Task prompt:
Line by line, copy the records below exactly.

The data:
==============================

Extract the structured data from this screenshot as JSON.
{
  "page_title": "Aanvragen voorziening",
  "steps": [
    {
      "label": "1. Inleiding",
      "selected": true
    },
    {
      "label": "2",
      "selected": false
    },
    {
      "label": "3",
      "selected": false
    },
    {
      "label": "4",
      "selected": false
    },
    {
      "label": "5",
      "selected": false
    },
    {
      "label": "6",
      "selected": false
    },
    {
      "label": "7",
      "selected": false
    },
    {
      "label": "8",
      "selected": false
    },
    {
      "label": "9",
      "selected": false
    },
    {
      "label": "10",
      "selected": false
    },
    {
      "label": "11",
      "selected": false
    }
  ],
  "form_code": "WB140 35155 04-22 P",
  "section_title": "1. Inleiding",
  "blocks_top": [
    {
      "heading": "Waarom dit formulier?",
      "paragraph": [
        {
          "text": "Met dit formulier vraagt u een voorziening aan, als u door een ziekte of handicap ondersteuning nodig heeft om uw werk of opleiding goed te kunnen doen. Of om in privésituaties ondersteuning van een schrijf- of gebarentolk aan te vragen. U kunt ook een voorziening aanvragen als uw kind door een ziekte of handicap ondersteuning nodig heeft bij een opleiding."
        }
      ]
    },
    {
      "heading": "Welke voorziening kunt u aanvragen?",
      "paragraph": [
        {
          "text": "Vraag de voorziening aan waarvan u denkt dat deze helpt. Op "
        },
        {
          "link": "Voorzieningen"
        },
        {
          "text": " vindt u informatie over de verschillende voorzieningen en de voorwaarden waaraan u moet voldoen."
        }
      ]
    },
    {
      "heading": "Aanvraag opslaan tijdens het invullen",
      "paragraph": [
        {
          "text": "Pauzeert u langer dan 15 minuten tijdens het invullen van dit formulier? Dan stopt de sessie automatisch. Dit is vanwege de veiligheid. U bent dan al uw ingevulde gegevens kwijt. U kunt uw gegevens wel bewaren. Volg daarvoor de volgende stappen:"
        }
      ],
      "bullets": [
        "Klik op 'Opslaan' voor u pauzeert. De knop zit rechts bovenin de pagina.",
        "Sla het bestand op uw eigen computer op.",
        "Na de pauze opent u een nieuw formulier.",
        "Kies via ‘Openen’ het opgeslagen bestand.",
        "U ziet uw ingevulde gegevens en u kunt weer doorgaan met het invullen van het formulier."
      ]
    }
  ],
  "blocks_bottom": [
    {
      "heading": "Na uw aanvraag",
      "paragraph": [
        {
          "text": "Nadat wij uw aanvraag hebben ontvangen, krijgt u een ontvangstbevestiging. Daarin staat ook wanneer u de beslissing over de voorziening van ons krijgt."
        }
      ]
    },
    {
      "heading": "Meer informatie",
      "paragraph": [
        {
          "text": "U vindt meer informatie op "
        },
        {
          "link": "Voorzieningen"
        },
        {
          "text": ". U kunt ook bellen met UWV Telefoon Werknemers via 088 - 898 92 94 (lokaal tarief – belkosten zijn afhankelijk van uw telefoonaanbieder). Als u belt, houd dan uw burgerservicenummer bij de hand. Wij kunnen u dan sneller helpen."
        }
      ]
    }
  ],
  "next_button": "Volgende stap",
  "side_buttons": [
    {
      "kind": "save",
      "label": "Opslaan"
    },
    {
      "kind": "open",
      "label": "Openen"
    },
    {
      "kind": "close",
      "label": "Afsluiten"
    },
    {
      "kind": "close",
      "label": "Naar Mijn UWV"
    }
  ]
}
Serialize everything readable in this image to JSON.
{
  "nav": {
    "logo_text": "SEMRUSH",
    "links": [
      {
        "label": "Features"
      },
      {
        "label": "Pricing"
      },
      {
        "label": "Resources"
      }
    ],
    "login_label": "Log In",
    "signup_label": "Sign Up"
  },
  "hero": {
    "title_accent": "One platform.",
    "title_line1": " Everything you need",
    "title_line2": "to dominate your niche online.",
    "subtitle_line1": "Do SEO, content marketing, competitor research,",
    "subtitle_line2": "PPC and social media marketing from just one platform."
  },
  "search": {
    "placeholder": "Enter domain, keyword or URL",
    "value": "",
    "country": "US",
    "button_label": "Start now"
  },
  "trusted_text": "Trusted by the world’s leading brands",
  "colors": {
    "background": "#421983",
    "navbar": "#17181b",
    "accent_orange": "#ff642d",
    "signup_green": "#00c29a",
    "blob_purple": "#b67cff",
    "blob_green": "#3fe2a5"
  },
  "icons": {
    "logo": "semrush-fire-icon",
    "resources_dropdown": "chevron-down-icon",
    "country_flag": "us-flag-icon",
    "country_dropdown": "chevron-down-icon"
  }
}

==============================

Solved problem:
Extract the structured data from this screenshot as JSON.
{
  "page_title": "Aanvragen voorziening",
  "steps": [
    {
      "label": "1. Inleiding",
      "selected": true
    },
    {
      "label": "2",
      "selected": false
    },
    {
      "label": "3",
      "selected": false
    },
    {
      "label": "4",
      "selected": false
    },
    {
      "label": "5",
      "selected": false
    },
    {
      "label": "6",
      "selected": false
    },
    {
      "label": "7",
      "selected": false
    },
    {
      "label": "8",
      "selected": false
    },
    {
      "label": "9",
      "selected": false
    },
    {
      "label": "10",
      "selected": false
    },
    {
      "label": "11",
      "selected": false
    }
  ],
  "form_code": "WB140 35155 04-22 P",
  "section_title": "1. Inleiding",
  "blocks_top": [
    {
      "heading": "Waarom dit formulier?",
      "paragraph": [
        {
          "text": "Met dit formulier vraagt u een voorziening aan, als u door een ziekte of handicap ondersteuning nodig heeft om uw werk of opleiding goed te kunnen doen. Of om in privésituaties ondersteuning van een schrijf- of gebarentolk aan te vragen. U kunt ook een voorziening aanvragen als uw kind door een ziekte of handicap ondersteuning nodig heeft bij een opleiding."
        }
      ]
    },
    {
      "heading": "Welke voorziening kunt u aanvragen?",
      "paragraph": [
        {
          "text": "Vraag de voorziening aan waarvan u denkt dat deze helpt. Op "
        },
        {
          "link": "Voorzieningen"
        },
        {
          "text": " vindt u informatie over de verschillende voorzieningen en de voorwaarden waaraan u moet voldoen."
        }
      ]
    },
    {
      "heading": "Aanvraag opslaan tijdens het invullen",
      "paragraph": [
        {
          "text": "Pauzeert u langer dan 15 minuten tijdens het invullen van dit formulier? Dan stopt de sessie automatisch. Dit is vanwege de veiligheid. U bent dan al uw ingevulde gegevens kwijt. U kunt uw gegevens wel bewaren. Volg daarvoor de volgende stappen:"
        }
      ],
      "bullets": [
        "Klik op 'Opslaan' voor u pauzeert. De knop zit rechts bovenin de pagina.",
        "Sla het bestand op uw eigen computer op.",
        "Na de pauze opent u een nieuw formulier.",
        "Kies via ‘Openen’ het opgeslagen bestand.",
        "U ziet uw ingevulde gegevens en u kunt weer doorgaan met het invullen van het formulier."
      ]
    }
  ],
  "blocks_bottom": [
    {
      "heading": "Na uw aanvraag",
      "paragraph": [
        {
          "text": "Nadat wij uw aanvraag hebben ontvangen, krijgt u een ontvangstbevestiging. Daarin staat ook wanneer u de beslissing over de voorziening van ons krijgt."
        }
      ]
    },
    {
      "heading": "Meer informatie",
      "paragraph": [
        {
          "text": "U vindt meer informatie op "
        },
        {
          "link": "Voorzieningen"
        },
        {
          "text": ". U kunt ook bellen met UWV Telefoon Werknemers via 088 - 898 92 94 (lokaal tarief – belkosten zijn afhankelijk van uw telefoonaanbieder). Als u belt, houd dan uw burgerservicenummer bij de hand. Wij kunnen u dan sneller helpen."
        }
      ]
    }
  ],
  "next_button": "Volgende stap",
  "side_buttons": [
    {
      "kind": "save",
      "label": "Opslaan"
    },
    {
      "kind": "open",
      "label": "Openen"
    },
    {
      "kind": "close",
      "label": "Afsluiten"
    },
    {
      "kind": "close",
      "label": "Naar Mijn UWV"
    }
  ]
}
Serialize everything readable in this image to JSON.
{
  "nav": {
    "logo_text": "SEMRUSH",
    "links": [
      {
        "label": "Features"
      },
      {
        "label": "Pricing"
      },
      {
        "label": "Resources"
      }
    ],
    "login_label": "Log In",
    "signup_label": "Sign Up"
  },
  "hero": {
    "title_accent": "One platform.",
    "title_line1": " Everything you need",
    "title_line2": "to dominate your niche online.",
    "subtitle_line1": "Do SEO, content marketing, competitor research,",
    "subtitle_line2": "PPC and social media marketing from just one platform."
  },
  "search": {
    "placeholder": "Enter domain, keyword or URL",
    "value": "",
    "country": "US",
    "button_label": "Start now"
  },
  "trusted_text": "Trusted by the world’s leading brands",
  "colors": {
    "background": "#421983",
    "navbar": "#17181b",
    "accent_orange": "#ff642d",
    "signup_green": "#00c29a",
    "blob_purple": "#b67cff",
    "blob_green": "#3fe2a5"
  },
  "icons": {
    "logo": "semrush-fire-icon",
    "resources_dropdown": "chevron-down-icon",
    "country_flag": "us-flag-icon",
    "country_dropdown": "chevron-down-icon"
  }
}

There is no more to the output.